The modern lottery has a strong appeal to people’s innate love of chance. It also plays upon our innate desire to covet money and the things that money can buy. This is the root of greed, which God warns us against: “You shall not covet your neighbor’s house, his wife, his servant, his ox or sheep, his ass, or anything that is his” (Exodus 20:17).

In many states, the lottery is the largest source of state revenue. It is also the most popular form of gambling in the United States. Approximately 50 percent of Americans play the lottery at least once a year, and it is a major source of income for low-income households. The lottery entices people with promises of instant riches. In reality, the odds of winning are very long. Despite these facts, lottery advertising bombards the public with the message that playing the lottery is fun.

Initially, state lotteries were designed to provide governments with much-needed revenues without raising taxes on working families. The immediate post-World War II period was a time of great social safety net expansion, and state governments needed the additional funds to support these programs. Initially, the lottery was a relatively small part of state government budgets. By the 1960s, however, the lottery became more akin to a casino operation than a traditional government revenue-raising activity.

Lotteries now raise billions of dollars a year from the sale of tickets for the chance to win big prizes. The proceeds are used to fund a variety of programs and services. Some are designed to help the elderly, children, and those with special needs. Others are aimed at improving the infrastructure of cities and towns. In addition, the lottery is a major source of funding for education.

While some people believe that the lottery is a harmless form of entertainment, it has serious implications for society. The biggest problem is that it undermines the importance of hard work. It can also encourage a sense of entitlement and the belief that luck is more important than skill. In the end, it teaches people that money is more important than character and integrity. It can also foster a sense of resentment and frustration.

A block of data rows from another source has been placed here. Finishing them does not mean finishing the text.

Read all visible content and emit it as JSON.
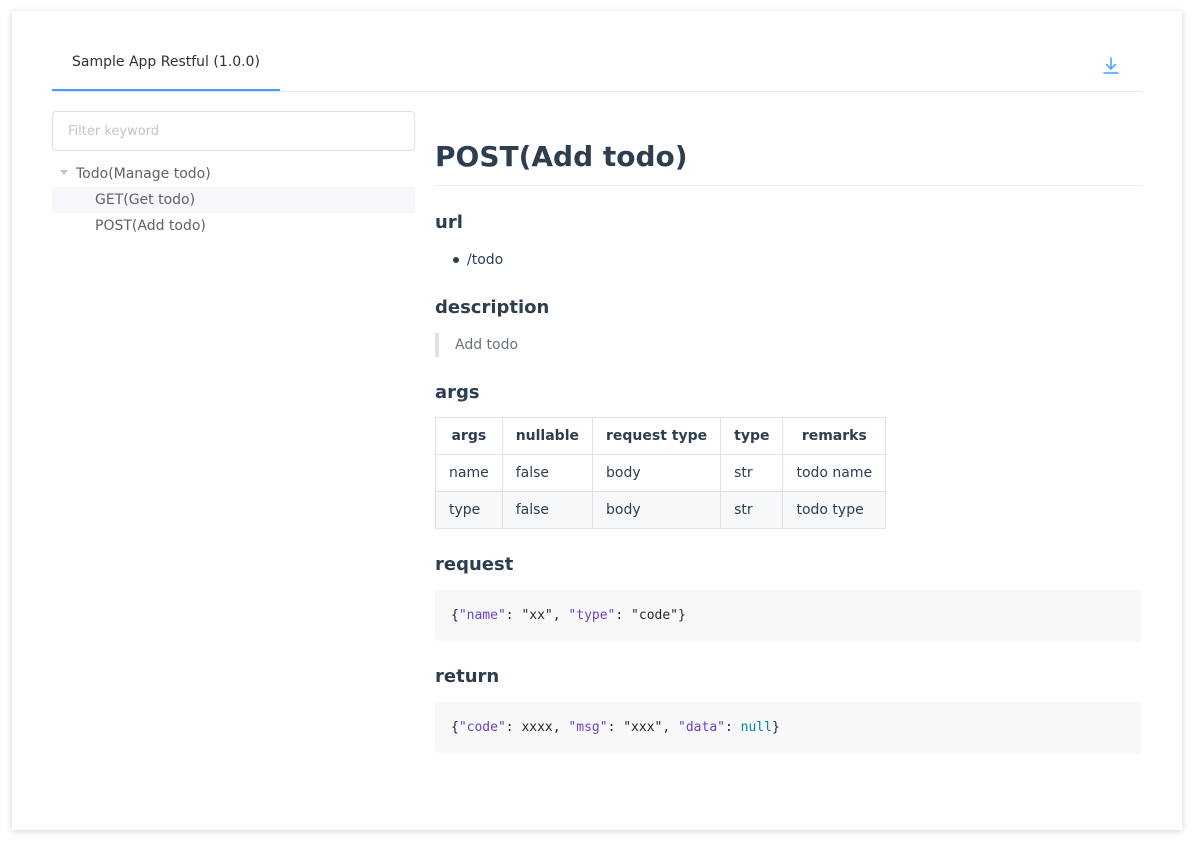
{
  "tabs": [
    {
      "label": "Sample App Restful (1.0.0)",
      "active": true
    }
  ],
  "sidebar": {
    "filter_placeholder": "Filter keyword",
    "tree": {
      "root": "Todo(Manage todo)",
      "children": [
        {
          "label": "GET(Get todo)",
          "current": true
        },
        {
          "label": "POST(Add todo)",
          "current": false
        }
      ]
    }
  },
  "main": {
    "title": "POST(Add todo)",
    "url": {
      "heading": "url",
      "items": [
        "/todo"
      ]
    },
    "description": {
      "heading": "description",
      "text": "Add todo"
    },
    "args": {
      "heading": "args",
      "columns": [
        "args",
        "nullable",
        "request type",
        "type",
        "remarks"
      ],
      "rows": [
        [
          "name",
          "false",
          "body",
          "str",
          "todo name"
        ],
        [
          "type",
          "false",
          "body",
          "str",
          "todo type"
        ]
      ]
    },
    "request": {
      "heading": "request",
      "code": {
        "open": "{",
        "k1": "\"name\"",
        "sep1": ": ",
        "v1": "\"xx\"",
        "comma1": ", ",
        "k2": "\"type\"",
        "sep2": ": ",
        "v2": "\"code\"",
        "close": "}"
      }
    },
    "return": {
      "heading": "return",
      "code": {
        "open": "{",
        "k1": "\"code\"",
        "sep1": ": ",
        "v1": "xxxx",
        "comma1": ", ",
        "k2": "\"msg\"",
        "sep2": ": ",
        "v2": "\"xxx\"",
        "comma2": ", ",
        "k3": "\"data\"",
        "sep3": ": ",
        "v3": "null",
        "close": "}"
      }
    }
  },
  "colors": {
    "accent": "#409eff",
    "code_key": "#6f42c1",
    "code_null": "#0086b3"
  }
}
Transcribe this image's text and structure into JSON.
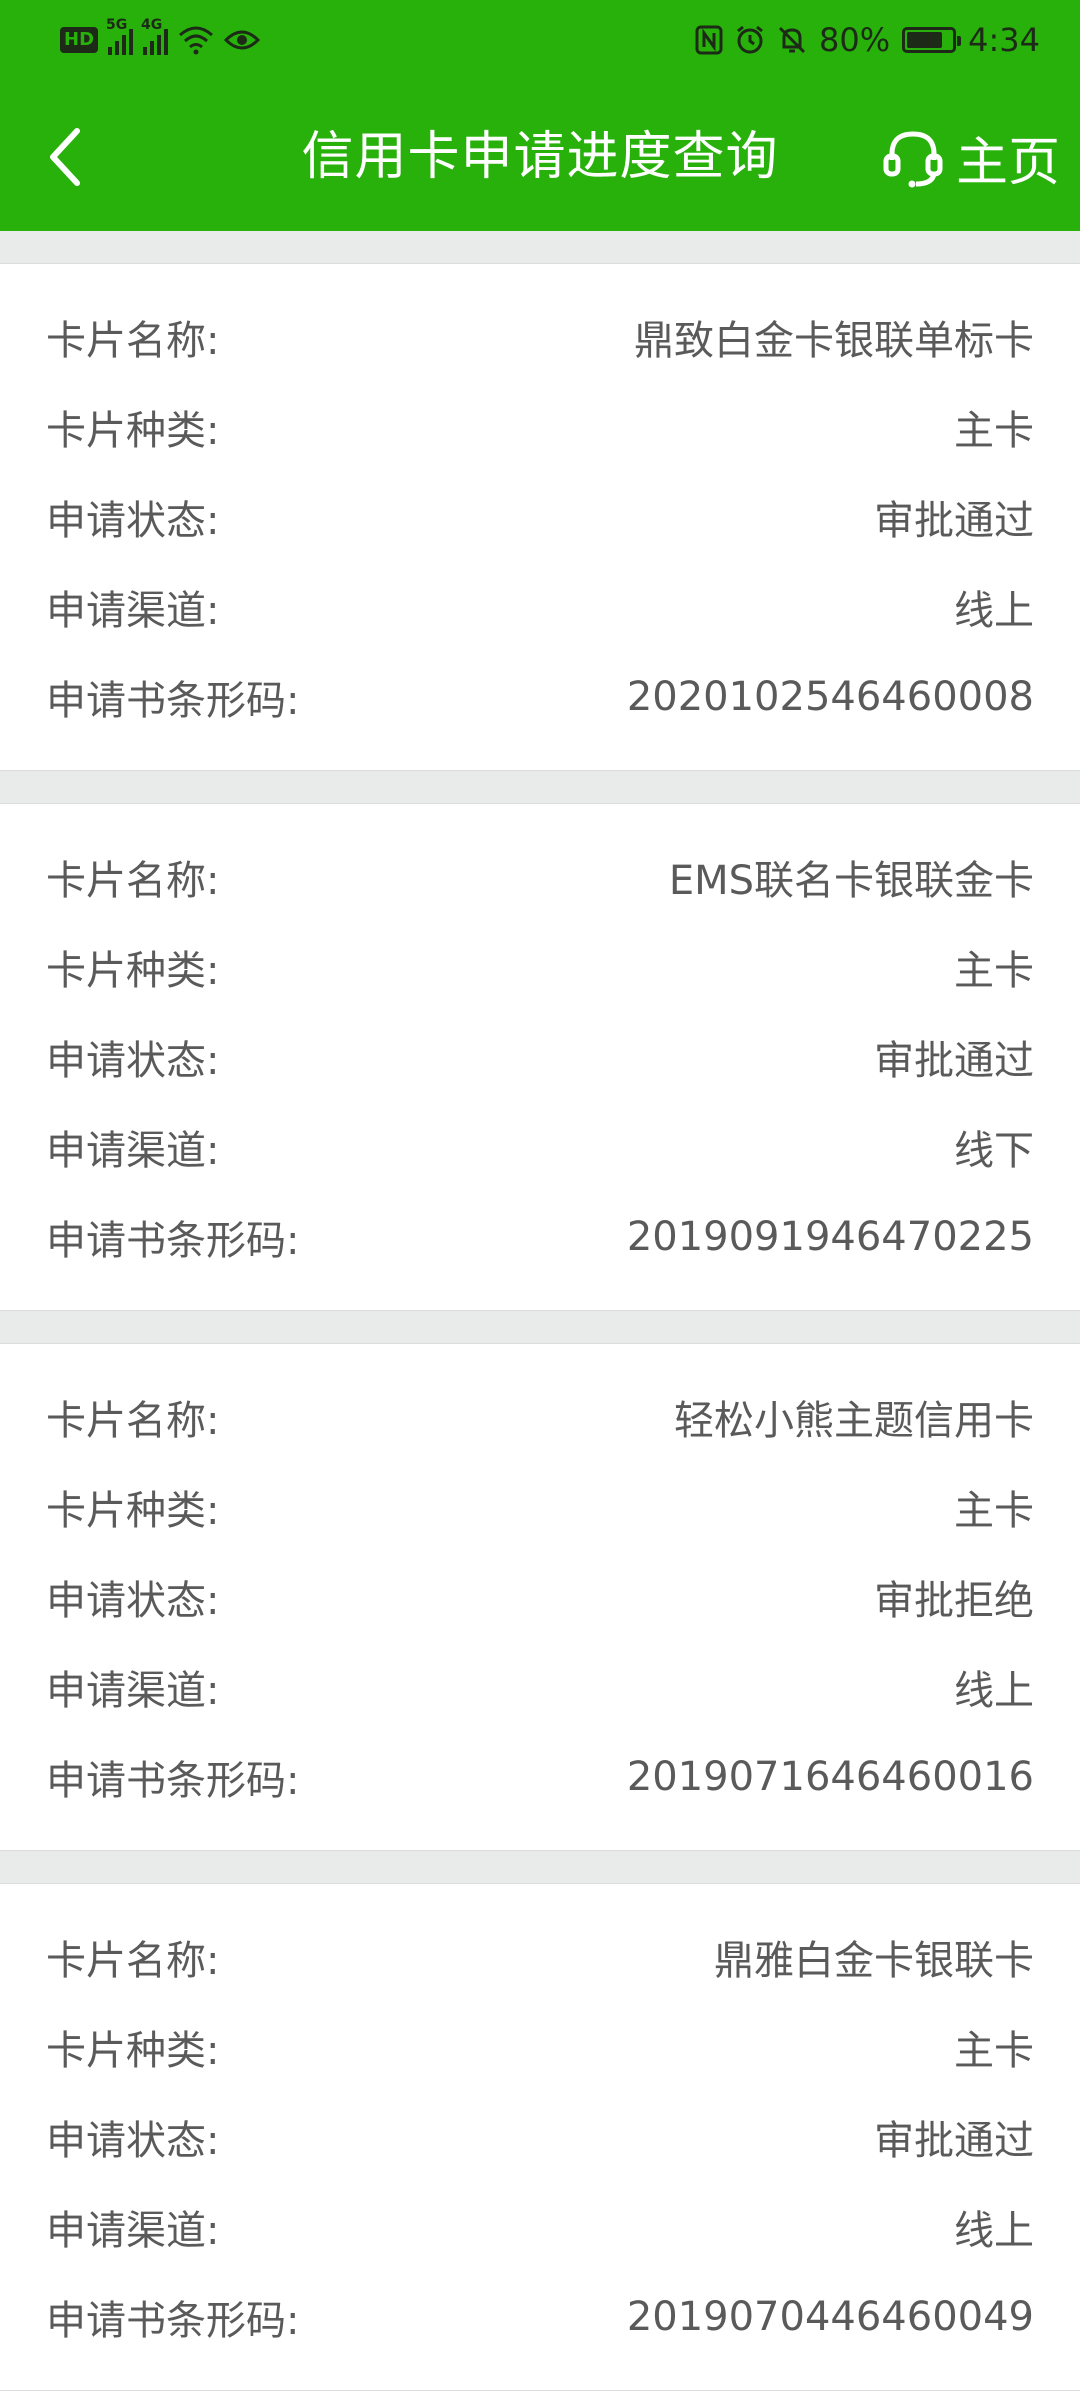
{
  "status_bar": {
    "hd_badge": "HD",
    "signal_1_tag": "5G",
    "signal_2_tag": "4G",
    "battery_percent": "80%",
    "battery_level": 0.8,
    "time": "4:34"
  },
  "header": {
    "title": "信用卡申请进度查询",
    "home_label": "主页",
    "icons": {
      "back": "chevron-left-icon",
      "home": "headset-icon"
    }
  },
  "labels": {
    "card_name": "卡片名称:",
    "card_type": "卡片种类:",
    "status": "申请状态:",
    "channel": "申请渠道:",
    "barcode": "申请书条形码:"
  },
  "cards": [
    {
      "card_name": "鼎致白金卡银联单标卡",
      "card_type": "主卡",
      "status": "审批通过",
      "channel": "线上",
      "barcode": "2020102546460008"
    },
    {
      "card_name": "EMS联名卡银联金卡",
      "card_type": "主卡",
      "status": "审批通过",
      "channel": "线下",
      "barcode": "2019091946470225"
    },
    {
      "card_name": "轻松小熊主题信用卡",
      "card_type": "主卡",
      "status": "审批拒绝",
      "channel": "线上",
      "barcode": "2019071646460016"
    },
    {
      "card_name": "鼎雅白金卡银联卡",
      "card_type": "主卡",
      "status": "审批通过",
      "channel": "线上",
      "barcode": "2019070446460049"
    }
  ],
  "colors": {
    "header_green": "#27b10a",
    "page_bg": "#e9ebea",
    "text_gray": "#5a5a5a"
  }
}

Regardless of the intended purpose, a lottery is a harmful institution that can have serious consequences for individuals and society as a whole. While it is possible to be a responsible gambler, the best way to minimize risk is to refrain from purchasing any lottery tickets. Instead, people should strive to build their wealth through diligent work. After all, “Lazy hands make for poverty, but diligent hands bring wealth” (Proverbs 23:4).